  • Smoke from May 31, 2013, the first day of the Thompson Ridge fire in the Jemez Mountains, New Mexico. This fire grew to an area of over 23,000 acres and engulfed much of Wâavêmâ (Redondo Peak), a mountain held sacred by the people of Jemez Pueblo.

    Exploring historic fire ecosystems

  • microphone

    Virtual speaker series features Native scholars and leaders

    This spring the Illinois State Archaeological Survey (ISAS) at the University of Illinois Urbana-Champaign will hold a virtual speaker series featuring Native scholars and leaders. The Intersections of Indigenous Knowledge and Archaeology series is intended to center Indigenous voices, increase awareness of the deep Native histories of the Eastern Woodlands, and amplify the experiences and research of Indigenous scholars and leaders. 

  • Elizabeth Watts Malouchos (left) and Alleen Betzenhauser (right) map a Mississippian structure at the Pfeffer site in the region outlying Cahokia in 2008.

    ISAS experts co-edit Reconsidering Mississippian Communities and Households

  • Researchers on a boat

    Research fieldwork comes with safety challenges

    Prairie Research Institute (PRI) researchers and technicians may not know exactly which hazards they’ll face when they conduct fieldwork to study the natural world. What they do know is that there are plenty of dangers to prepare for as they start another field season.

  • Caitlin Rankin conducting wetland sampling

    North ‘plaza’ in Cahokia was likely inundated year-round, study finds

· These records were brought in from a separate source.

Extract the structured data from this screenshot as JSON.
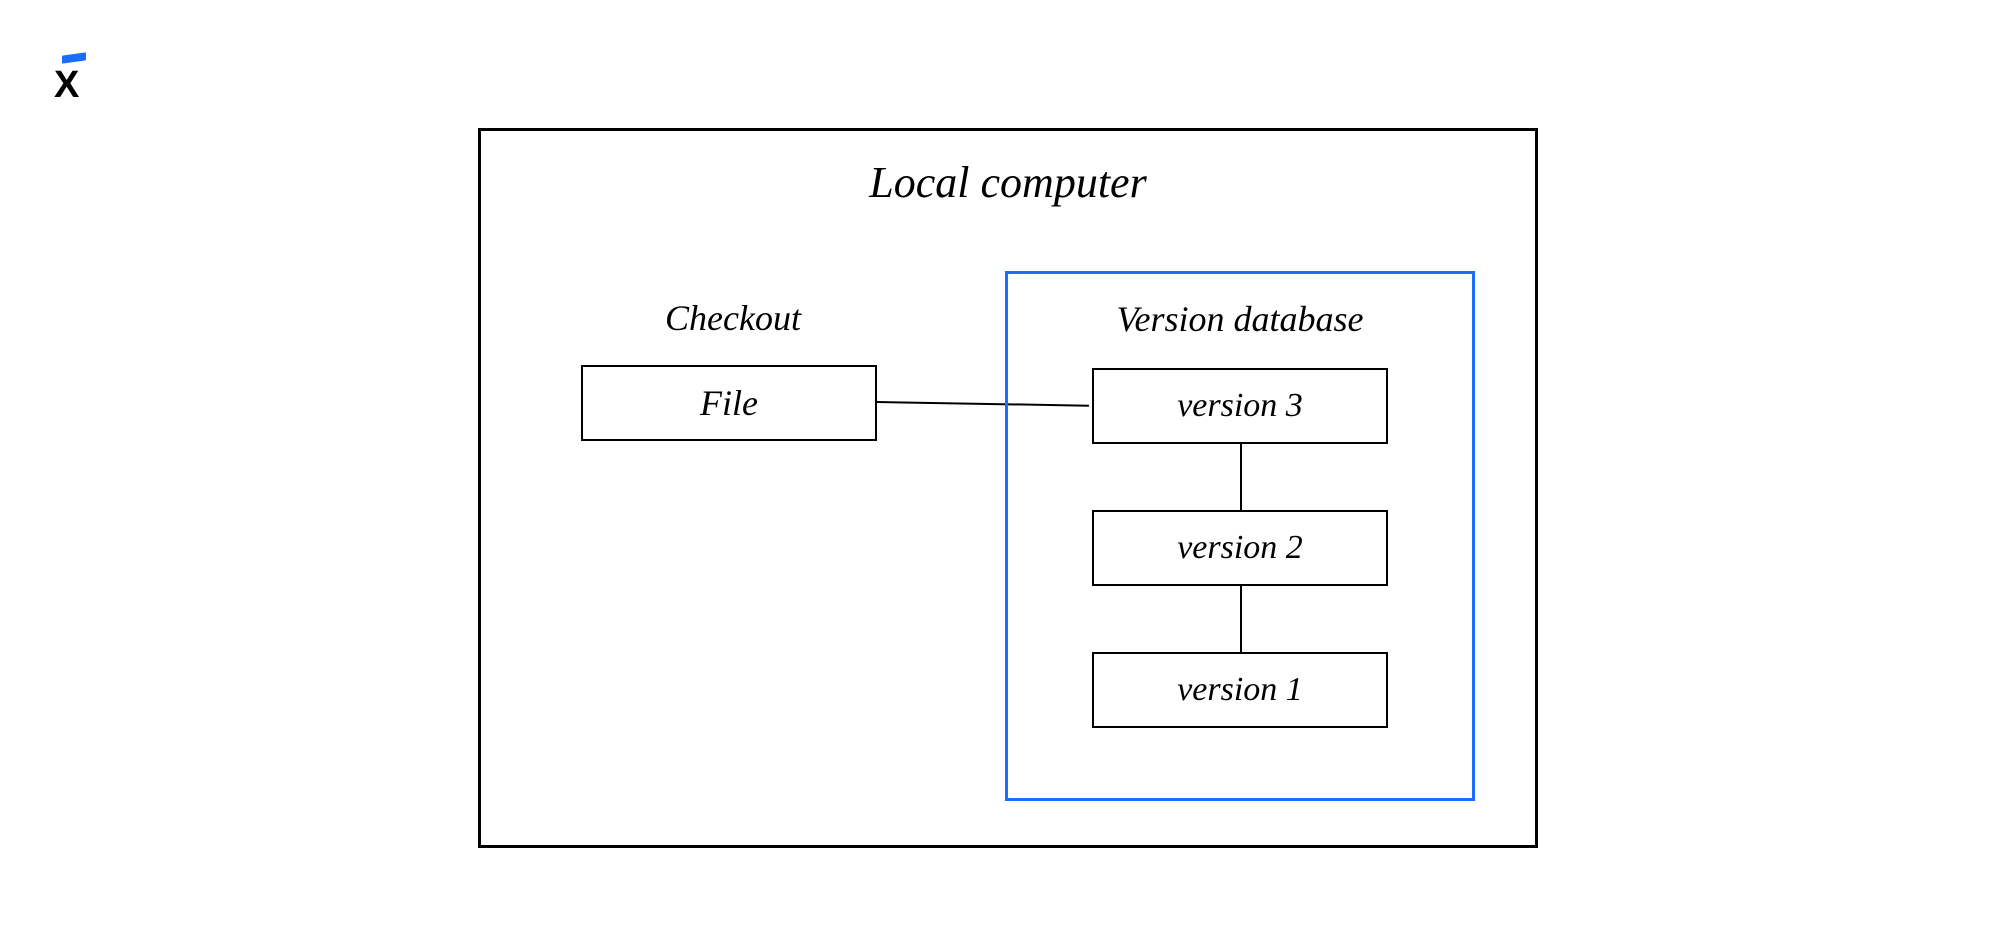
{
  "logo": {
    "letter": "X"
  },
  "diagram": {
    "title": "Local computer",
    "checkout": {
      "title": "Checkout",
      "file_label": "File"
    },
    "database": {
      "title": "Version database",
      "versions": [
        "version 3",
        "version 2",
        "version 1"
      ]
    },
    "colors": {
      "accent": "#1a6dff",
      "border": "#000000"
    }
  }
}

    The ancient North American city of Cahokia had as its focal point a feature now known as Monks Mound, a giant earthwork surrounded on its north, south, east and west by large rectangular open areas. These flat zones, called plazas by archaeologists since the early 1960s, were thought to serve as communal areas that served the many mounds and structures of the city.

    New paleoenvironmental analyses of the north plaza suggest it was almost always underwater, calling into question earlier interpretations of the north plaza’s role in Cahokian society. The study is reported in the journal World Archaeology.

  • The Peoria Business Committee stands in front of Monks Mound, L to R: Treasurer Hank Downum, Chief Craig Harper, Second Councilman Kara North, Third Councilman Isabella Clifford, Second Chief Rosanna Dobbs, and Secretary Tonya Mathews

    ISAS hosts Peoria Tribe visit to Cahokia Mounds

    Earlier this summer, ISAS helped host the Peoria Tribe of Indians of Oklahoma Business Committee when they visited Cahokia Mounds World Heritage Site. The Peoria Business Committee is the Peoria Tribal Government and visiting members included: Chief Craig Harper, Second Chief Rosanna Dobbs, Secretary Tonya Mathews, Treasurer Hank Downum, Second Councilman Kara North, and Third Councilman Isabella Clifford.

  • ISAS staff Patrick Green, Christian Hasler, and Mike Smith and UIUC archaeology graduate student, Em Shirilla volunteered to host an archaeology tent and atlatl-powered spear throwing demonstration during the Family Campout event at Allerton Park and Retreat Center in Monticello, Illinois.

    ISAS presents at Allerton Family Camp Out

    ISAS staff Patrick Green, Christian Hasler, and Mike Smith and UIUC archaeology graduate student, Em Shirilla volunteered to host an archaeology tent and atlatl-powered spear-throwing demonstration during the Family Campout event at Allerton Park and Retreat Center in Monticello, Illinois.